n Twister Tournament. Gather as many Twister games as you can and hold a giant Twister tournament to help students de-stress after the tests. Hand out informational fliers on how to recognize stress and ways to relieve it.
Lyn Fiscus is founder of the Leadership Teacher website (www.leadershipteacher.us) and a former student activities adviser. She serves as Vice President of the Alliance. This article originally appeared in Herff Jones’ Focus newsletter in March 2010.
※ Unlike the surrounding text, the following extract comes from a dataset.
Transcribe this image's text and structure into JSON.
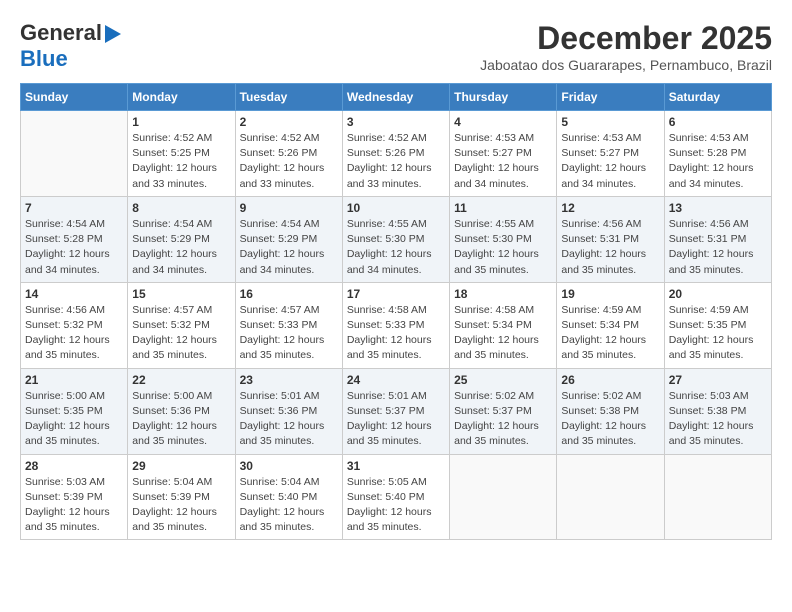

published Herff Jones. Tokensbyfor Test Takers One way to show support for students during testing is to offer token gifts before or during testing. A few ideas include: • Fun erasers for each student with a note to erase any negative thoughts about test taking • Sharpened #2 pencils for each student with the school’s name and mascot or school colors • A stick of gum with a note encouraging students to “stick to it” during tests • Fireball candy to get “fired up” about doing well on the tests • Chocolate hearts to remind students to put their heart into their work on the tests • Smarties candies to remind students they are smart test takers • Lifesavers with a note that “the power of your brain is your true lifesaver” • A penny to use good “cents” during testing • A toothpick to pick the best answer • A Hershey’s Hug candy to remind students that you support them • Hershey’s Kiss to “kiss your worries goodbye” • Hugs and Kisses candy for “hugs and kisses for putting forth your best effort” • A paper clip to remind students to “keep it together” • Licorice twists or pretzel twists to not let the test “twist” your mind • Starburst candy so students will shine like a star during testing or for an extra “burst” of energy to do a fantastic job • Nestlé’s Crunch mini candy bars with a note to “crunch” the test • Cheerios cereal to “cheer” students on • Lucky Charms cereal for good “luck” on the test • Super bubble gum because you know students will do a “super” job or a note to “blow the top off the test!” • A peppermint because you are “mint” to do a good job on the test
In Brief is published five times per year by the Alliance for Student Activities, a nonprofit corporation whose mission is to promote the value of cocurricular student activities and to provide professional development and support for advisers and future advisers. Board of Directors John Glimco, President Lyn Fiscus, Vice President Ann Postlewaite, Secretary Todd Burlingham, Treasurer © 2012 Alliance for Student Activities
Alliance for Student Activities www.alliance4studentactivities.org email@example.com
• Orange slices on the last day with a note, “orange you glad the tests are almost over?”